The important thing is to be aware but not anxious about the potential consequences, especially when you don’t have a choice.
You can get out of an unsavory situation with proper knowledge and communication. If you just want to pack up and leave because you’re sick of the apartment, you’re more likely to face these consequences.
If you know you’re breaking your lease, you need to notify your landlord as soon as possible to develop an arrangement that benefits both of you. Your landlord may ask you to sublease your apartment or help find a new tenant.
A lease is a binding legal document, so you may face the consequences for breaking the contract.
When you sign a lease, you agree to pay a set amount over your rental term and your landlord will likely want that amount even if you leave early. Remember that your landlord is running a business and you going early would mean they’re losing money.
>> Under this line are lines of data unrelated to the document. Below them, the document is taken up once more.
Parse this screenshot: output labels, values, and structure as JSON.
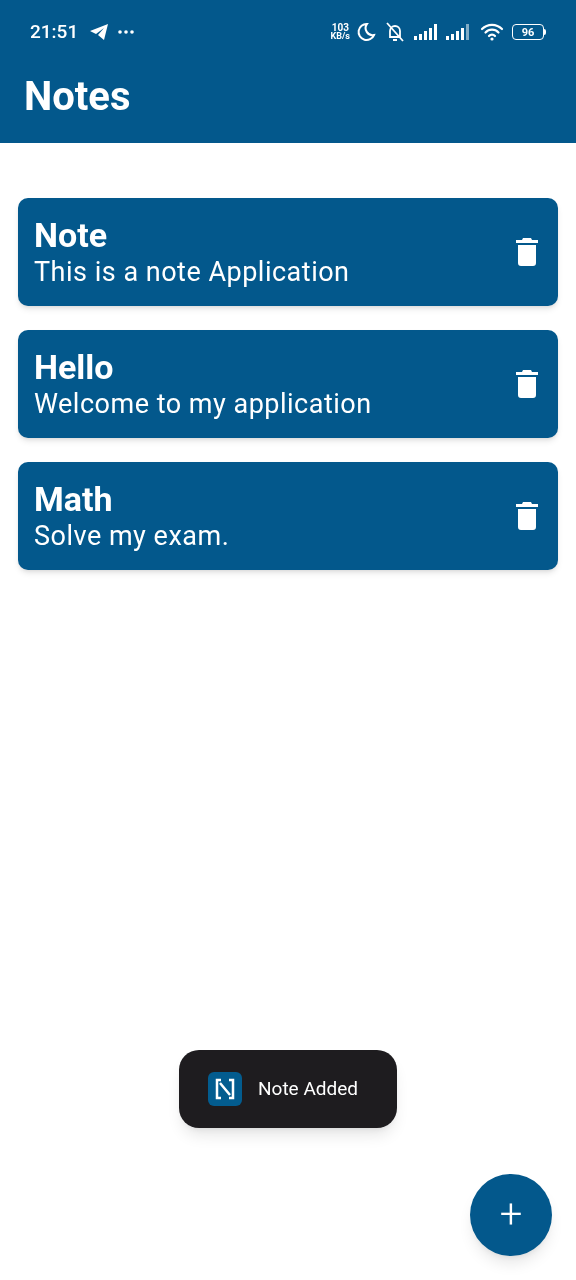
{
  "status_bar": {
    "time": "21:51",
    "speed_value": "103",
    "speed_unit": "KB/s",
    "battery": "96"
  },
  "app_bar": {
    "title": "Notes"
  },
  "notes": [
    {
      "title": "Note",
      "body": "This is a note Application"
    },
    {
      "title": "Hello",
      "body": "Welcome to my application"
    },
    {
      "title": "Math",
      "body": "Solve my exam."
    }
  ],
  "toast": {
    "message": "Note Added"
  },
  "fab": {
    "label": "+"
  }
}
Some landlords will let you go with the equivalent of one or two months’ rent instead, while others may charge you extra for your early departure.
You may face legal action if you’re determined to get out of your lease and don’t have a legal exception.
Some laws protect transferring military members, domestic violence victims, illegal lease tenants and tenants whose landlords breached the lease. However, your landlord could sue you for ending your lease early without legal protection in your state.
Be sure to review the laws in your area and the terms of your lease and speak with a lawyer if you have any concerns about legal charges.
Worse Credit Score
By exiting your lease early, you risk damaging your credit score. If you do not pay associated fees, your landlord may send that debt to a collections agency or small claims court, which will get back to the three major credit bureaus that determine your score.
A poor credit score could make renting a new place or taking out a loan harder. Make sure to communicate with your landlord and do your research before breaking your lease to try and avoid this.
You risk having trouble finding a new place by breaking your lease since a previously broken lease is a red flag to potential landlords. This, accompanied by a contentious history with landlords, could make other landlords not trust you.
Some landlords like to call your previous landlords for references; if they don’t have nice things to say, you’re likely not getting that apartment. That’s why it’s vital to be proactive with your current landlord when you need to break your lease.
When you are apartment hunting, be honest with any questions your potential new landlord has about your previous rental experience.
Breaking Your Lease
If you have to break your lease, don’t panic. There’s a possibility of consequences and you can expect to pay a fee. However, if you are transparent about your situation and know the lease and the law, you’ve done everything possible to make the process positive.